START Supplied material

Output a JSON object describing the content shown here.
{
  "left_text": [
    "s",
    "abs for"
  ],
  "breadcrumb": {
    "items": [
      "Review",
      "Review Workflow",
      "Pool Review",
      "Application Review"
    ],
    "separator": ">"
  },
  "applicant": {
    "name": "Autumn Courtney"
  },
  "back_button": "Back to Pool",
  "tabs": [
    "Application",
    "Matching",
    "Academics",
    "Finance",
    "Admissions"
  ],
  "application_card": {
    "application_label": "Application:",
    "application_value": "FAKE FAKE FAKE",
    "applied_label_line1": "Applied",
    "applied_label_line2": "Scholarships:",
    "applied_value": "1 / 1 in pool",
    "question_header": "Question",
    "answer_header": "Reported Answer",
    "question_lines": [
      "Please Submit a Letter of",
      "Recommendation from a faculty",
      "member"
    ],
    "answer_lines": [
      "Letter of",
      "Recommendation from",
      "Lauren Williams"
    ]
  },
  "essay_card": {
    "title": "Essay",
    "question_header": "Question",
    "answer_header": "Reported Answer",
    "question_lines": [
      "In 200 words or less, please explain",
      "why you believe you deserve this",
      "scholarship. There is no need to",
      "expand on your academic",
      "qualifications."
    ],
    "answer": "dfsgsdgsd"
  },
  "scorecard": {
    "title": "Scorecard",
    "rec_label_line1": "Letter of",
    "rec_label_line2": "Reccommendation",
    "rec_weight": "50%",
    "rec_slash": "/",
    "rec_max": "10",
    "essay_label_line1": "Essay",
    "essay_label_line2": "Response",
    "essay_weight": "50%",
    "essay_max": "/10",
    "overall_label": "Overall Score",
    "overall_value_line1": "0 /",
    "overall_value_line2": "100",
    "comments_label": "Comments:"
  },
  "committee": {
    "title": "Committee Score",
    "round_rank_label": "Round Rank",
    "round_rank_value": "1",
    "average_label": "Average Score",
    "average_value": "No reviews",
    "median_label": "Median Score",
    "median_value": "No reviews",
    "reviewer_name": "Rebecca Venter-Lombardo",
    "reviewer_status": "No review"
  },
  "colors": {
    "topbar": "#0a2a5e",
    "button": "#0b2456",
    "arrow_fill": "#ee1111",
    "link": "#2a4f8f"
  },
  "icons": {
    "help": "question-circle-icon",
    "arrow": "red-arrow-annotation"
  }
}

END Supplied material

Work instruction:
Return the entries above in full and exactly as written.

Output:
Output a JSON object describing the content shown here.
{
  "left_text": [
    "s",
    "abs for"
  ],
  "breadcrumb": {
    "items": [
      "Review",
      "Review Workflow",
      "Pool Review",
      "Application Review"
    ],
    "separator": ">"
  },
  "applicant": {
    "name": "Autumn Courtney"
  },
  "back_button": "Back to Pool",
  "tabs": [
    "Application",
    "Matching",
    "Academics",
    "Finance",
    "Admissions"
  ],
  "application_card": {
    "application_label": "Application:",
    "application_value": "FAKE FAKE FAKE",
    "applied_label_line1": "Applied",
    "applied_label_line2": "Scholarships:",
    "applied_value": "1 / 1 in pool",
    "question_header": "Question",
    "answer_header": "Reported Answer",
    "question_lines": [
      "Please Submit a Letter of",
      "Recommendation from a faculty",
      "member"
    ],
    "answer_lines": [
      "Letter of",
      "Recommendation from",
      "Lauren Williams"
    ]
  },
  "essay_card": {
    "title": "Essay",
    "question_header": "Question",
    "answer_header": "Reported Answer",
    "question_lines": [
      "In 200 words or less, please explain",
      "why you believe you deserve this",
      "scholarship. There is no need to",
      "expand on your academic",
      "qualifications."
    ],
    "answer": "dfsgsdgsd"
  },
  "scorecard": {
    "title": "Scorecard",
    "rec_label_line1": "Letter of",
    "rec_label_line2": "Reccommendation",
    "rec_weight": "50%",
    "rec_slash": "/",
    "rec_max": "10",
    "essay_label_line1": "Essay",
    "essay_label_line2": "Response",
    "essay_weight": "50%",
    "essay_max": "/10",
    "overall_label": "Overall Score",
    "overall_value_line1": "0 /",
    "overall_value_line2": "100",
    "comments_label": "Comments:"
  },
  "committee": {
    "title": "Committee Score",
    "round_rank_label": "Round Rank",
    "round_rank_value": "1",
    "average_label": "Average Score",
    "average_value": "No reviews",
    "median_label": "Median Score",
    "median_value": "No reviews",
    "reviewer_name": "Rebecca Venter-Lombardo",
    "reviewer_status": "No review"
  },
  "colors": {
    "topbar": "#0a2a5e",
    "button": "#0b2456",
    "arrow_fill": "#ee1111",
    "link": "#2a4f8f"
  },
  "icons": {
    "help": "question-circle-icon",
    "arrow": "red-arrow-annotation"
  }
}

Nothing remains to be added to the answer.